We’re talking with our bank about making up the difference through a “cash-out refinance”, which means we would refinance our current mortgage into a new mortgage with the extra chunk of change added in. For this to work the house has to appraise at considerably more than the original one, which we’re hoping will be the case since it’s new construction, in a great location, super energy efficient, modern amenities, etc. We figure, if we come out of this with a gently increased mortgage payment, with a longer term, and a brand new (albeit empty) two bedroom house with large basement, that we’ll be off to a good start.
Sometimes I have these fanciful thoughts of what life would be like had we been insured for a proper amount: $500k. This past year and a half would not have been nearly as stressful and draining. Instead of spending all our evenings and weekends working on the house while our daughter is at playdates, we’d have been able to hire an interior designer, a project coordinator, or whoever else is required to make it so that all we have to do is sit back and select colors and answer questions. Alas, if wishes were horses…
Currently In Progress? Drywall
I have hired the drywall master, Doug Stiner, who is a machine. He will drywall anything. If I didn’t tell him to stop at the front door, he’d be drywalling the tree, bushes, and car in the driveway. There’s a lot of “rock” to “hang” in the house, both on the walls and the “lid” (no they don’t call it a ceiling). We’re also using the thicker 5/8″ instead of 1/2″ in a few places, just because thicker is better (or because I ordered the wrong stuff, you decide). Here’s a pic of Meadow and I in our mostly drywalled living room:
What’s Next / Timeline
Next in line: finishing the drywall, getting the boiler installed so we can have proper heat, mudding and taping, painting, installing cabinetry and major appliances, flooring, and then all the trimming out and fixtures.

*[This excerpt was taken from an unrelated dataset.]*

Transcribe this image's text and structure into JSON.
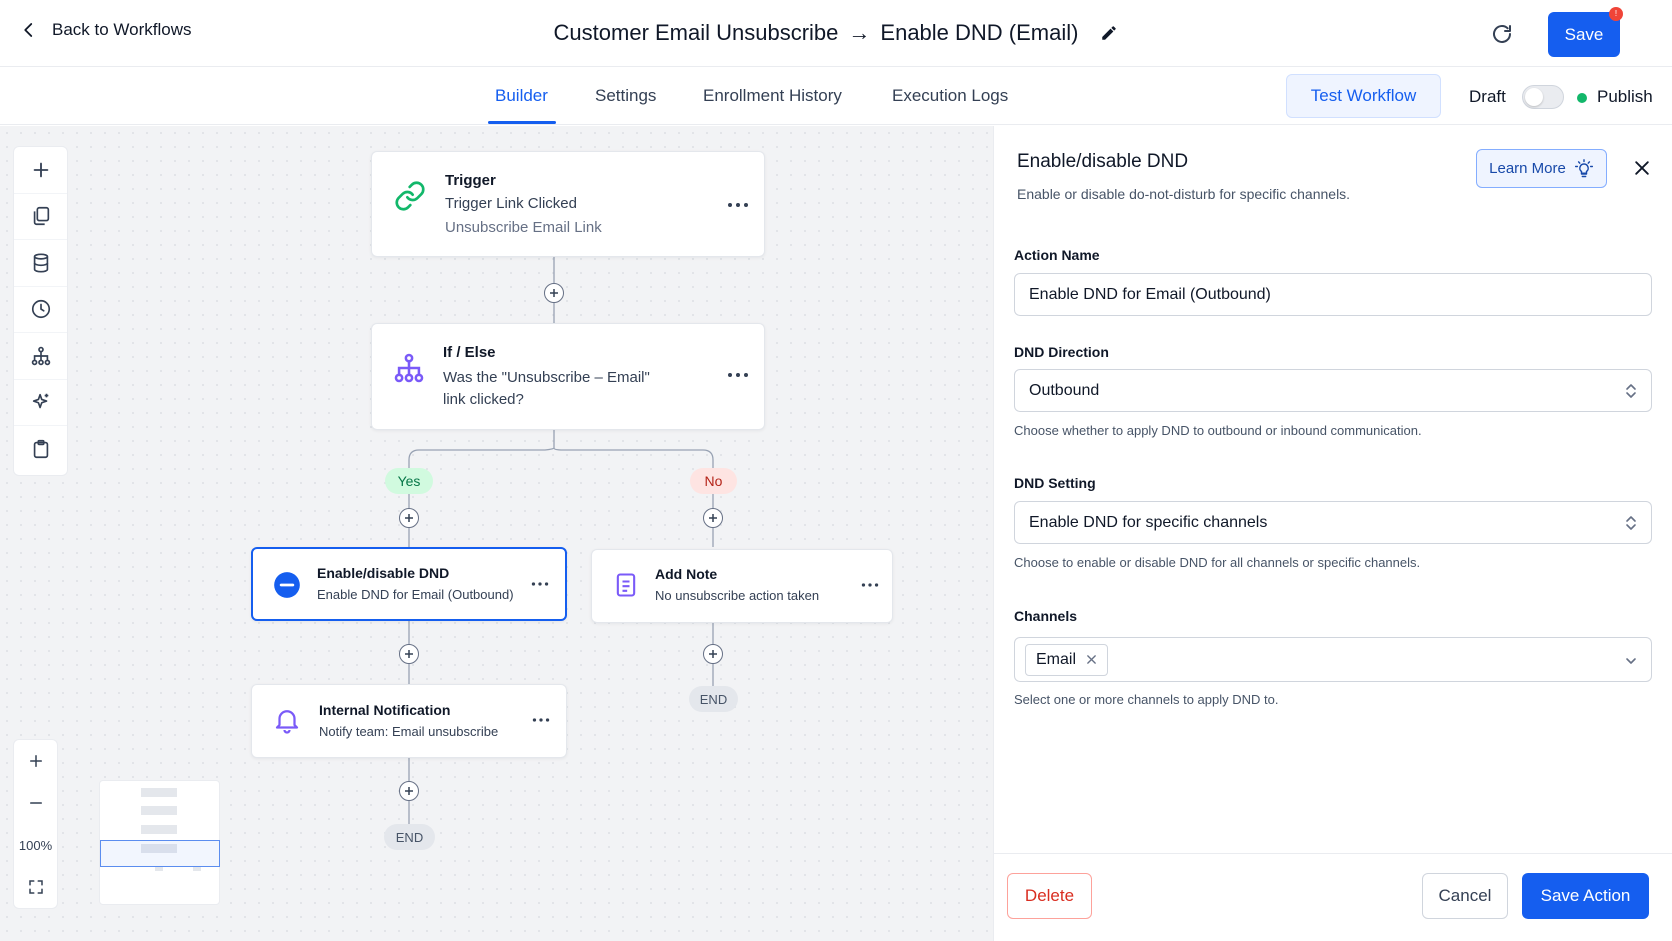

We’re desperate to be in our house months ago, and have now grown accustomed to the reality that projects like this take longer, and continue to take longer than anyone plans. As such, our new hopes reside on moving in by the end of January, as do those of our insurance company, which is tired of paying our rent.